WORK ITEM: Gather every line from the entries below that includes "photo".

=== Begin Enclosure ===

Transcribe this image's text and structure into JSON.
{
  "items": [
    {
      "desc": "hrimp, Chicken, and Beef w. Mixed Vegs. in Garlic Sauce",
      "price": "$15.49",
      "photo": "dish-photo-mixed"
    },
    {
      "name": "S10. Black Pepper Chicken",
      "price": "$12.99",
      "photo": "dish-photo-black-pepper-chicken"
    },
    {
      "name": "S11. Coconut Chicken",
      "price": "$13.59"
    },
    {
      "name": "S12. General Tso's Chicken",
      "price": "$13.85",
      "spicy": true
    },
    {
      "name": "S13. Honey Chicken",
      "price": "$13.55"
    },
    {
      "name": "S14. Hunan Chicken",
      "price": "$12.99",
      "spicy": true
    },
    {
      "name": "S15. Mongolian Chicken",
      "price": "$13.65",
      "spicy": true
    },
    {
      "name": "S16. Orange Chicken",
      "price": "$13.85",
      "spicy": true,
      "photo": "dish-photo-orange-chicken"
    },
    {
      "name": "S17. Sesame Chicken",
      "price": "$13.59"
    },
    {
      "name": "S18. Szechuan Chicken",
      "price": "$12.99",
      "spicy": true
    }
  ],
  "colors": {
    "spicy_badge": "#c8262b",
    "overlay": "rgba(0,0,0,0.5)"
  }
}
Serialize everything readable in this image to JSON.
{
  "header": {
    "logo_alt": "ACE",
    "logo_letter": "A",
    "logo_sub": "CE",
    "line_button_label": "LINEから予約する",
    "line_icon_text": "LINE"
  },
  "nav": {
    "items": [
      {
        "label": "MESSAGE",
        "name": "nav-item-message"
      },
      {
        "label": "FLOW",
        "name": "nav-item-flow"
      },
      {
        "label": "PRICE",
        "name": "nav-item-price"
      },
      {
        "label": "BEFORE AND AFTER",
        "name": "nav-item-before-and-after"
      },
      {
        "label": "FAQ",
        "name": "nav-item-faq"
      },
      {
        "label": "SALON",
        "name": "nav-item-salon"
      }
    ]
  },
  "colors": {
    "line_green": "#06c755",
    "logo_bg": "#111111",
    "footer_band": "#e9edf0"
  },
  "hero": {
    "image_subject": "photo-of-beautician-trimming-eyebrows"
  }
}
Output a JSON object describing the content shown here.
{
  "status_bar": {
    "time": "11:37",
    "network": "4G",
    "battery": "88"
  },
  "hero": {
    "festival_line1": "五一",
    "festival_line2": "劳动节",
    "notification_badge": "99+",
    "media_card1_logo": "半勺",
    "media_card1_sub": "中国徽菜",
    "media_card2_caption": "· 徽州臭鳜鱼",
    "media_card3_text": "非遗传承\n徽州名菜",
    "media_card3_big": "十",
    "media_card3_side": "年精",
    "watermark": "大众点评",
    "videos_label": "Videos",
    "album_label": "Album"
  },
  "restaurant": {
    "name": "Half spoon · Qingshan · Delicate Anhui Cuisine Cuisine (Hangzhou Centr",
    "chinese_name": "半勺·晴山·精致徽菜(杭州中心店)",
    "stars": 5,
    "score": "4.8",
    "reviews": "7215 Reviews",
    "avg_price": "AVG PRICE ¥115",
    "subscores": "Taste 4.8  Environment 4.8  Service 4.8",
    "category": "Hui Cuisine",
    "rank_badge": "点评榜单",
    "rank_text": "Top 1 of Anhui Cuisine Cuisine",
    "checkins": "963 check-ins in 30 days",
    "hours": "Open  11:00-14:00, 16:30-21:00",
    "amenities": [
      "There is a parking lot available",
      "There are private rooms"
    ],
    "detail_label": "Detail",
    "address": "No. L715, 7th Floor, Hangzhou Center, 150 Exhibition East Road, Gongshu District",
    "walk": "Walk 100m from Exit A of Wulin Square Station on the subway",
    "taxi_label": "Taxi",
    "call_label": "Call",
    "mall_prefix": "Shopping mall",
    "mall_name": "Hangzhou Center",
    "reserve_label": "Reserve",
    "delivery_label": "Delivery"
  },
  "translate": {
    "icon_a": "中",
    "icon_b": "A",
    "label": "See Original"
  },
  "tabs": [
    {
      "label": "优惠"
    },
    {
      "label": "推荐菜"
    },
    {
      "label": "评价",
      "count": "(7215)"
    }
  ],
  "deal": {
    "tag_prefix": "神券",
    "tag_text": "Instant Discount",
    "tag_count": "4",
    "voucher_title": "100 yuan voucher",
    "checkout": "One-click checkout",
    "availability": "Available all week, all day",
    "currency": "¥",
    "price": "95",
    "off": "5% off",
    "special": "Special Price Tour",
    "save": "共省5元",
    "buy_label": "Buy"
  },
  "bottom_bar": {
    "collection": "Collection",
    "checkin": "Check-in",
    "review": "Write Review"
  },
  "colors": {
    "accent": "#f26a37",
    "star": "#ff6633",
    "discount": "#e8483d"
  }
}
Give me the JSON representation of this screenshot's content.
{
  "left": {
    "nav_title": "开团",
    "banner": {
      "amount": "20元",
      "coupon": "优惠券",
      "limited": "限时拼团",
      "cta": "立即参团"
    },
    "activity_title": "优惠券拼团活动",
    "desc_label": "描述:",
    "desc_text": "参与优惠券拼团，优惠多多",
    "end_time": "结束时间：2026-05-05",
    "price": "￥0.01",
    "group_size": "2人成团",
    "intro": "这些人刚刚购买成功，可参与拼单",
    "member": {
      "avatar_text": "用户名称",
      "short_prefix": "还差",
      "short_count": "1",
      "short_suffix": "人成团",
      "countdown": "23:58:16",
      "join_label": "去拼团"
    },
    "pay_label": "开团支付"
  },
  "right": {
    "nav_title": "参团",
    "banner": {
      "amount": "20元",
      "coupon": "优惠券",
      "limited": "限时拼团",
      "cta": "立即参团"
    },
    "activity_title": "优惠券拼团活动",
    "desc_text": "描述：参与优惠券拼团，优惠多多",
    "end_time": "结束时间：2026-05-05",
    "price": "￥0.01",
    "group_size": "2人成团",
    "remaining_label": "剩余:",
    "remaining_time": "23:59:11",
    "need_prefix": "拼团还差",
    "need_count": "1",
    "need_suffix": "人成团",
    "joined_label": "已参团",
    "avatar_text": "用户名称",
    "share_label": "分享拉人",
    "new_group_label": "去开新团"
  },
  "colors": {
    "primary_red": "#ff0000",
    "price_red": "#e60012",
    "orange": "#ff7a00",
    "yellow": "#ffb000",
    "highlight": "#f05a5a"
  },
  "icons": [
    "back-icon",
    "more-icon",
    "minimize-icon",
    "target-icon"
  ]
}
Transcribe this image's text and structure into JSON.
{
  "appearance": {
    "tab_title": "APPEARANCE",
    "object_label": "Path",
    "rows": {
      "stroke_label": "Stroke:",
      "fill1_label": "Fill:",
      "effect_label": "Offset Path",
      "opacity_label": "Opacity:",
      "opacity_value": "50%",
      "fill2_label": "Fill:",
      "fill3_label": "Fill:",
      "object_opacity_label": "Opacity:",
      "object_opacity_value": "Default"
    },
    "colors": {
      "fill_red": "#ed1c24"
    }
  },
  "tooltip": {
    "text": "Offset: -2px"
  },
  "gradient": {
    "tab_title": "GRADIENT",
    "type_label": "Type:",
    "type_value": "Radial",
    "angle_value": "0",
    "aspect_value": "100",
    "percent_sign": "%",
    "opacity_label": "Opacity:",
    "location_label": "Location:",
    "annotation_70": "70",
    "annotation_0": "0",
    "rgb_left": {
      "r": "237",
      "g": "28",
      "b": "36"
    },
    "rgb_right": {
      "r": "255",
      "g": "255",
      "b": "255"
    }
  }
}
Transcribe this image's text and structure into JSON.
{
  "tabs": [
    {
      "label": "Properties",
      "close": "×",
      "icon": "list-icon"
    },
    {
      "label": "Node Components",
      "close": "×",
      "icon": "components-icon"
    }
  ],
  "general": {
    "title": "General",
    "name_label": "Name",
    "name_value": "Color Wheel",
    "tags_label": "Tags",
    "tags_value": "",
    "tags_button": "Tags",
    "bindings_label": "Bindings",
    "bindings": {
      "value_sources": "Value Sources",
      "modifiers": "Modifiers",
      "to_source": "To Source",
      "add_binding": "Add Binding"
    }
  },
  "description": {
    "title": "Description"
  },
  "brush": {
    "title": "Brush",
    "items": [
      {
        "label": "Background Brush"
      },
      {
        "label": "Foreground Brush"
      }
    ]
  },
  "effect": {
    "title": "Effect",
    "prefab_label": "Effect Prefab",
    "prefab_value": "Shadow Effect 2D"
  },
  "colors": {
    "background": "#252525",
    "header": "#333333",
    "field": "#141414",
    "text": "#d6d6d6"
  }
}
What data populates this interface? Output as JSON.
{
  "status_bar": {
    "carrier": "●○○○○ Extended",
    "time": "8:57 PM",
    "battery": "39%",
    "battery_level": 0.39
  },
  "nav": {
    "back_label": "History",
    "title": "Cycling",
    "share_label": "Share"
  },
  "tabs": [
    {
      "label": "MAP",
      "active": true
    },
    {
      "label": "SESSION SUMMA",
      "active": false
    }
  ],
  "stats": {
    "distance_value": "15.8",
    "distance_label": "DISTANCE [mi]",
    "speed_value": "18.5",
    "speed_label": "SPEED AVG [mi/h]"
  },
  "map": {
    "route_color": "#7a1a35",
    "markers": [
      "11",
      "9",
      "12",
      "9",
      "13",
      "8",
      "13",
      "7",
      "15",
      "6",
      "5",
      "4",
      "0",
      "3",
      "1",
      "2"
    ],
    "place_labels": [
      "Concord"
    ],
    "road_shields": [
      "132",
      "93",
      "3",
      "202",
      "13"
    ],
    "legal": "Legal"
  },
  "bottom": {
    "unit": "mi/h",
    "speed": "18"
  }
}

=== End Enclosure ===

WRITTEN ANSWER:
      "photo": "dish-photo-mixed"
      "photo": "dish-photo-black-pepper-chicken"
      "photo": "dish-photo-orange-chicken"
    "image_subject": "photo-of-beautician-trimming-eyebrows"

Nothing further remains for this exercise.